Stuart Brown, for his own part, says he spent too many years as a workaholic doctor; and he came to his fascination with play after observing play-deprivation in the lives of homicidal young men he had been given to study. These days, he gives himself three or four hours a day of "rogue tennis," reading, frolicking with his grandchildren. For work, he promotes better science on how play enriches us and nourishes human spirit and character. He believes this has implications for how we should structure our schools, workplaces, and family lives.
I am surprised, and eventually convinced, by the amazing list of virtues Stuart Brown associates with play across the span of our lives, drawing on a rich universe of play study in humans and intelligent social animals. (By the way, stop right here for a smile by looking at amazing pictures of animals quite obviously delighting in play.) It is established, Stuart Brown insists, that an actively playful life establishes the earliest sense of self; sustains trust; provides increased enthusiasm for effectiveness in learning; prevents violence; invigorates the body; lessens the consequences of stress; contributes directly to the capacity to approach and solve complex life problems; and rewards and directs the living of life in accord with innate talents.
But that all sounds so serious. Stuart Brown punctuates his scientific insights with an endearing, raucous laugh. And the effect of this conversation, and all the evocative sound and music our producer Mitch Hanley layers in, is to coax us to enjoy enjoying. Stuart Brown even assures me that the rough and tumble play that my son engages in is teaching him empathy and boundaries and trust. He encourages me not to be a "helicopter mother," touching down and interrupting when no one is being hurt. Here is the clincher: none of the murderers he studied had ever engaged in normal rough and tumble play. I let him rest his case.
I love this analogy Stuart Brown makes — after all his study of the science of play in intelligent social animals as well as human beings. At one end of the play spectrum in animals, there are labrador retrievers; at the other, there are wolves. Human beings act like labs in childhood and wolves in adulthood. But all we are learning about the human brain and body suggest that we are in fact hard-wired to learn and grow, by way of play and pleasure, across our life span.
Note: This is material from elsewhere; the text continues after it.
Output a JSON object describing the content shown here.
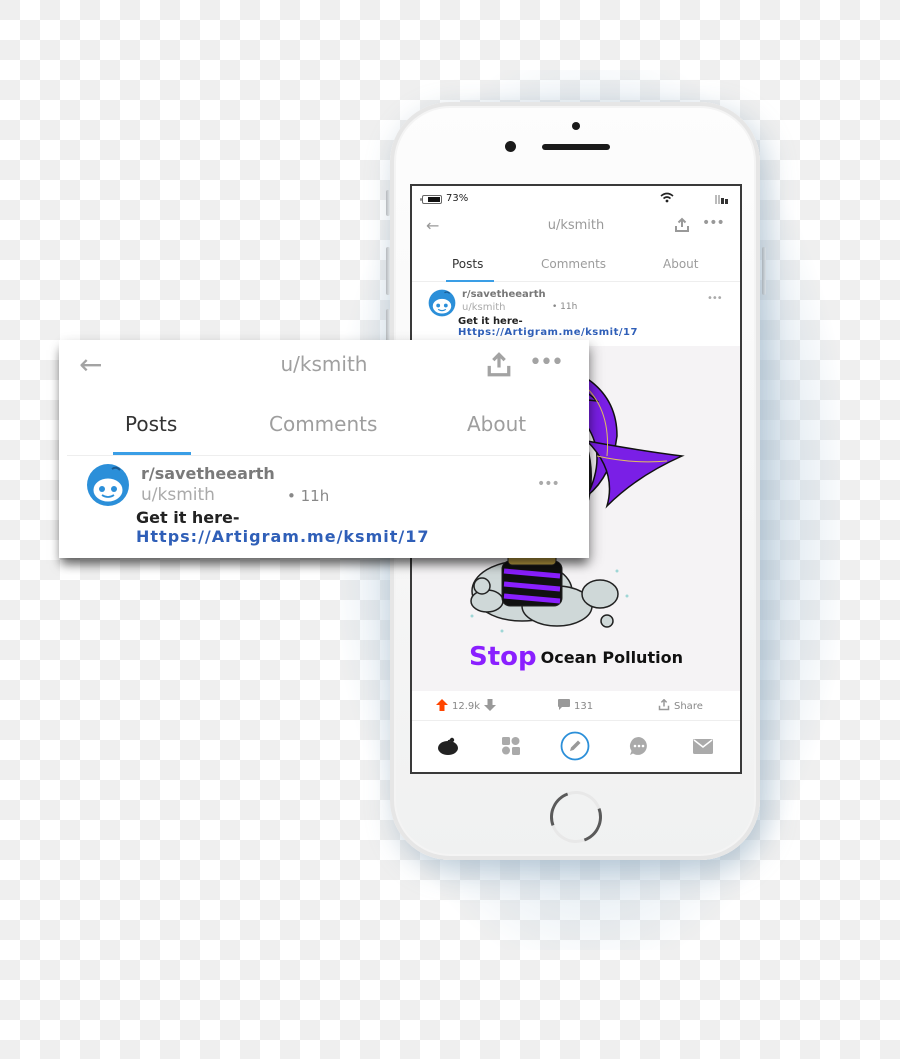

How to rediscover play if you've let it slide, I ask? Move your body, Stuart Brown says. Dig up your memories of what brought you pleasure as a child. Take cues from "the experts" — the children in your life today. Do what makes you happy, and what transports you beyond a sense of the clock, your schedule, that deadline — beyond time. And remember, he says, to the accomplished wolves and workaholic perfectionists among us, that while the idea of learning to play might be daunting, it's not rocket science. We know how to play, in good and deep and life-giving places inside us, just by virtue of being human.